╭─ Provided data
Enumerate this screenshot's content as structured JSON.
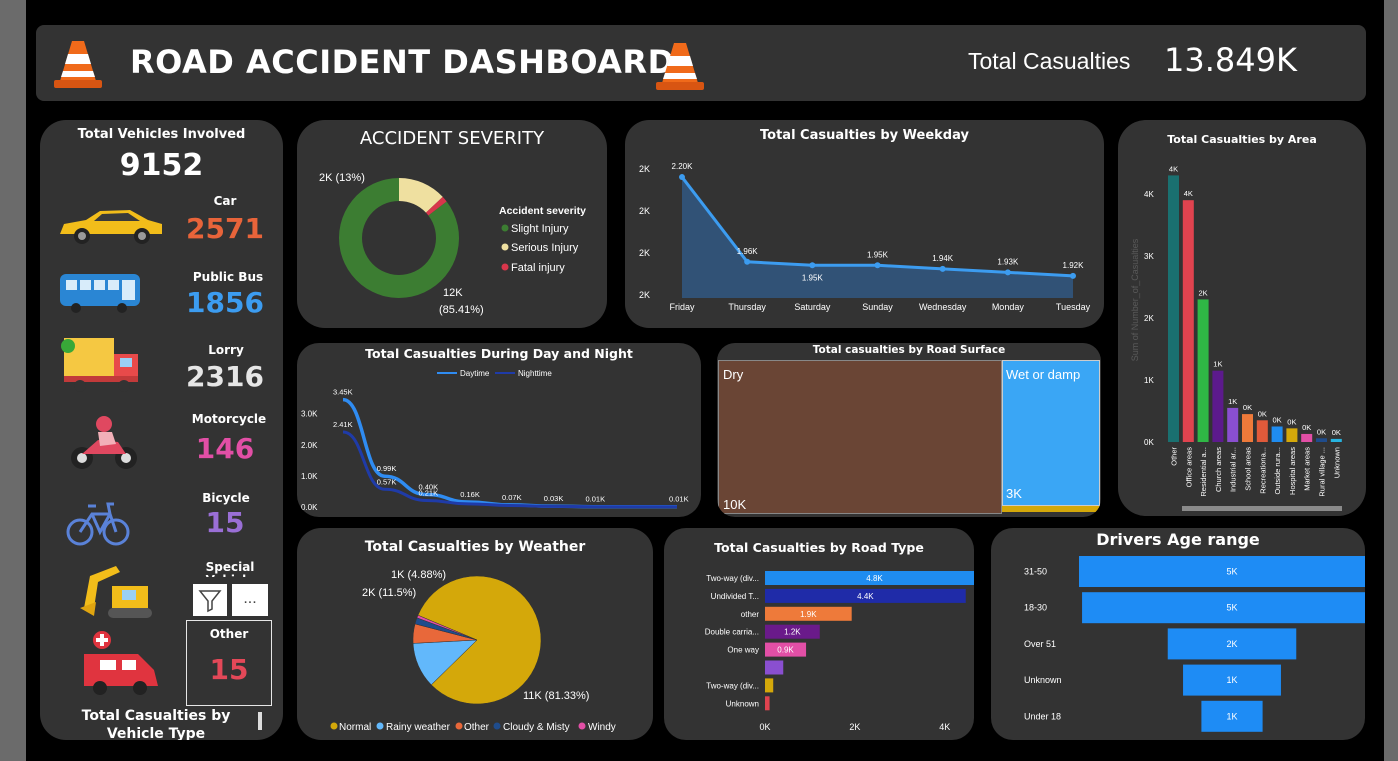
{
  "header": {
    "title": "ROAD ACCIDENT DASHBOARD",
    "kpi_label": "Total Casualties",
    "kpi_value": "13.849K"
  },
  "vehicles": {
    "title": "Total Vehicles Involved",
    "total": "9152",
    "items": [
      {
        "label": "Car",
        "value": "2571",
        "color": "#e8643a"
      },
      {
        "label": "Public Bus",
        "value": "1856",
        "color": "#3c9cf0"
      },
      {
        "label": "Lorry",
        "value": "2316",
        "color": "#e6e6e6"
      },
      {
        "label": "Motorcycle",
        "value": "146",
        "color": "#e24fa6"
      },
      {
        "label": "Bicycle",
        "value": "15",
        "color": "#9a6fd6"
      },
      {
        "label": "Special Vehicle",
        "value": ""
      },
      {
        "label": "Other",
        "value": "15",
        "color": "#e34858"
      }
    ],
    "footer": "Total Casualties by Vehicle Type"
  },
  "severity": {
    "title": "ACCIDENT SEVERITY",
    "legend_title": "Accident severity",
    "legend": [
      {
        "name": "Slight Injury",
        "color": "#3c7d32"
      },
      {
        "name": "Serious Injury",
        "color": "#efe0a0"
      },
      {
        "name": "Fatal injury",
        "color": "#d8364b"
      }
    ],
    "label_serious": "2K (13%)",
    "label_slight_1": "12K",
    "label_slight_2": "(85.41%)"
  },
  "weekday": {
    "title": "Total Casualties by Weekday"
  },
  "area": {
    "title": "Total Casualties by Area",
    "ylabel": "Sum of Number_of_Casualties"
  },
  "daynight": {
    "title": "Total Casualties During Day and Night",
    "legend": [
      "Daytime",
      "Nighttime"
    ]
  },
  "surface": {
    "title": "Total casualties by Road Surface",
    "dry_label": "Dry",
    "dry_value": "10K",
    "wet_label": "Wet or damp",
    "wet_value": "3K"
  },
  "weather": {
    "title": "Total Casualties by Weather",
    "label_normal": "11K (81.33%)",
    "label_rainy": "2K (11.5%)",
    "label_other": "1K (4.88%)",
    "legend": [
      {
        "name": "Normal",
        "color": "#d4a80a"
      },
      {
        "name": "Rainy weather",
        "color": "#62b8fb"
      },
      {
        "name": "Other",
        "color": "#e8683a"
      },
      {
        "name": "Cloudy & Misty",
        "color": "#1f4c8c"
      },
      {
        "name": "Windy",
        "color": "#e24fa6"
      }
    ]
  },
  "roadtype": {
    "title": "Total Casualties by Road Type"
  },
  "age": {
    "title": "Drivers Age range"
  },
  "toolbar": {
    "filter": "filter-icon",
    "more": "..."
  },
  "chart_data": [
    {
      "type": "area",
      "title": "Total Casualties by Weekday",
      "categories": [
        "Friday",
        "Thursday",
        "Saturday",
        "Sunday",
        "Wednesday",
        "Monday",
        "Tuesday"
      ],
      "values": [
        2.2,
        1.96,
        1.95,
        1.95,
        1.94,
        1.93,
        1.92
      ],
      "data_labels": [
        "2.20K",
        "1.96K",
        "1.95K",
        "1.95K",
        "1.94K",
        "1.93K",
        "1.92K"
      ],
      "ytick_labels": [
        "2K",
        "2K",
        "2K",
        "2K"
      ],
      "color": "#3c9cf0"
    },
    {
      "type": "bar",
      "title": "Total Casualties by Area",
      "categories": [
        "Other",
        "Office areas",
        "Residential a...",
        "Church areas",
        "Industrial ar...",
        "School areas",
        "Recreationa...",
        "Outside rura...",
        "Hospital areas",
        "Market areas",
        "Rural village ...",
        "Unknown"
      ],
      "values": [
        4.3,
        3.9,
        2.3,
        1.15,
        0.55,
        0.45,
        0.35,
        0.25,
        0.22,
        0.13,
        0.06,
        0.05
      ],
      "data_labels": [
        "4K",
        "4K",
        "2K",
        "1K",
        "1K",
        "0K",
        "0K",
        "0K",
        "0K",
        "0K",
        "0K",
        "0K"
      ],
      "colors": [
        "#1a7070",
        "#e0434f",
        "#2fb745",
        "#5c1a8c",
        "#8a4fd0",
        "#ee7a3a",
        "#e05a3a",
        "#1f8cf0",
        "#d4a80a",
        "#e24fa6",
        "#1f4c8c",
        "#27b3e0",
        "#8a4fd0"
      ],
      "yticks": [
        "0K",
        "1K",
        "2K",
        "3K",
        "4K"
      ],
      "ylim": [
        0,
        4.5
      ]
    },
    {
      "type": "line",
      "title": "Total Casualties During Day and Night",
      "x_count": 9,
      "series": [
        {
          "name": "Daytime",
          "values": [
            3.45,
            0.99,
            0.4,
            0.16,
            0.07,
            0.03,
            0.01,
            0.01,
            0.01
          ],
          "color": "#2f8cf2"
        },
        {
          "name": "Nighttime",
          "values": [
            2.41,
            0.57,
            0.21,
            0.1,
            0.05,
            0.02,
            0.01,
            0.01,
            0.01
          ],
          "color": "#1f3ba8"
        }
      ],
      "data_labels": [
        {
          "text": "3.45K",
          "i": 0,
          "v": 3.45
        },
        {
          "text": "2.41K",
          "i": 0,
          "v": 2.41
        },
        {
          "text": "0.99K",
          "i": 1,
          "v": 0.99
        },
        {
          "text": "0.57K",
          "i": 1,
          "v": 0.57
        },
        {
          "text": "0.40K",
          "i": 2,
          "v": 0.4
        },
        {
          "text": "0.21K",
          "i": 2,
          "v": 0.21
        },
        {
          "text": "0.16K",
          "i": 3,
          "v": 0.16
        },
        {
          "text": "0.07K",
          "i": 4,
          "v": 0.07
        },
        {
          "text": "0.03K",
          "i": 5,
          "v": 0.03
        },
        {
          "text": "0.01K",
          "i": 6,
          "v": 0.01
        },
        {
          "text": "0.01K",
          "i": 8,
          "v": 0.01
        }
      ],
      "yticks": [
        "0.0K",
        "1.0K",
        "2.0K",
        "3.0K"
      ],
      "ylim": [
        0,
        3.6
      ]
    },
    {
      "type": "pie",
      "title": "Total Casualties by Weather",
      "labels": [
        "Normal",
        "Rainy weather",
        "Other",
        "Cloudy & Misty",
        "Windy"
      ],
      "values": [
        81.33,
        11.5,
        4.88,
        1.6,
        0.69
      ],
      "colors": [
        "#d4a80a",
        "#62b8fb",
        "#e8683a",
        "#1f4c8c",
        "#e24fa6"
      ]
    },
    {
      "type": "donut",
      "title": "ACCIDENT SEVERITY",
      "labels": [
        "Slight Injury",
        "Serious Injury",
        "Fatal injury"
      ],
      "values": [
        85.41,
        13.0,
        1.59
      ],
      "colors": [
        "#3c7d32",
        "#efe0a0",
        "#d8364b"
      ]
    },
    {
      "type": "bar",
      "title": "Total Casualties by Road Type",
      "orientation": "horizontal",
      "categories": [
        "Two-way (div...",
        "Undivided T...",
        "other",
        "Double carria...",
        "One way",
        "",
        "Two-way (div...",
        "Unknown"
      ],
      "values": [
        4.8,
        4.4,
        1.9,
        1.2,
        0.9,
        0.4,
        0.18,
        0.1
      ],
      "data_labels": [
        "4.8K",
        "4.4K",
        "1.9K",
        "1.2K",
        "0.9K",
        "",
        "",
        ""
      ],
      "colors": [
        "#1f8cf0",
        "#1f2ba8",
        "#ee7a3a",
        "#6a1a8a",
        "#e24fa6",
        "#8a4fd0",
        "#d4a80a",
        "#e0434f"
      ],
      "xticks": [
        "0K",
        "2K",
        "4K"
      ],
      "xlim": [
        0,
        5
      ]
    },
    {
      "type": "bar",
      "title": "Drivers Age range",
      "orientation": "funnel",
      "categories": [
        "31-50",
        "18-30",
        "Over 51",
        "Unknown",
        "Under 18"
      ],
      "values": [
        5.0,
        4.9,
        2.1,
        1.6,
        1.0
      ],
      "data_labels": [
        "5K",
        "5K",
        "2K",
        "1K",
        "1K"
      ],
      "color": "#1e8cf5"
    }
  ]
}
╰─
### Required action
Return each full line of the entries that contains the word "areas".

### Output of the task
        "Office areas",
        "Church areas",
        "School areas",
        "Hospital areas",
        "Market areas",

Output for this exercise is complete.